Reposado is the next stage. This style of tequila is the most popular in Mexico and is rested in barrels for at least 60 days so the flavours of oak, vanilla, and cinnamon start to develop. Aceves advises matching it to main courses such as chicken, pork or pasta.
Anejo is aged for at least one year and its richer flavours combine well with slow-cooked meat (at Dallow's they served a fall-apart ox cheek braised in coffee).
And the deeper gold extra anejo stays in the barrel for three to four years until the flavours deepen with chocolate, orange, pepper, clove and more oak on the palate. Herredura's Seleccion Supreme tastes more like a fine cognac than a tequila and can be matched with dessert or drunk after dinner.
Aceves stresses that only the ageing process should change the flavour. The liquid in the bottle is exactly the same blend of lowland and highland agave, processed in the same way.
"So if you don't start with a good blanco you won't end up with a good anejo," he points out. "The nice thing about tequila is you can pair it with just about anything. You just have to find the right tequila to match each dish. It's exactly like wine in that respect."
Although shooters are clearly the work of the devil, mixing tequila into a cocktail is acceptable so long as you don't choose a cheap, nasty one.
"When you're mixing a margarita it makes a big difference which tequila you use," Aceves explains. "A blanco works best with the traditional margarita of fresh lime juice and sugar syrup. But if you're using cranberry or mango juice then you could move on to an anejo."
He enjoys seeing bartenders get creative with tequila, but says that in the comfort of their own homes Mexicans prefer to keep things simple, commonly mixing it with ice, Coke and sparkling water in a highball glass. Or into a drink called a Paloma that is essentially tequila blanco, grapefruit soda and maybe a wedge of lime.
As for the hangover, if you drink a premium tequila slowly then you should wake free of one the next day. "It's no stronger than any other spirit," Aceves points out. "If you shoot eight vodkas tonight you'll feel awful tomorrow. So don't blame it on the tequila, it's the way we perceive that it's supposed to be drunk."

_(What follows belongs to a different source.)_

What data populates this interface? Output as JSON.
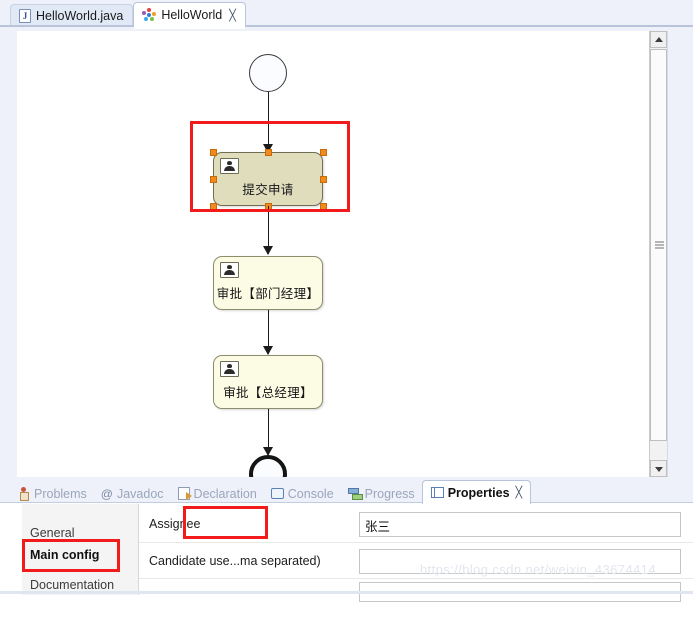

Aceves has enjoyed a glass of tequila before lunch every day for the past 36 years. "I pour a glass of my favourite blanco and sip it accompanied with a few olives, a little cheese, a cracker. Delicious."By Nicky Pellegrino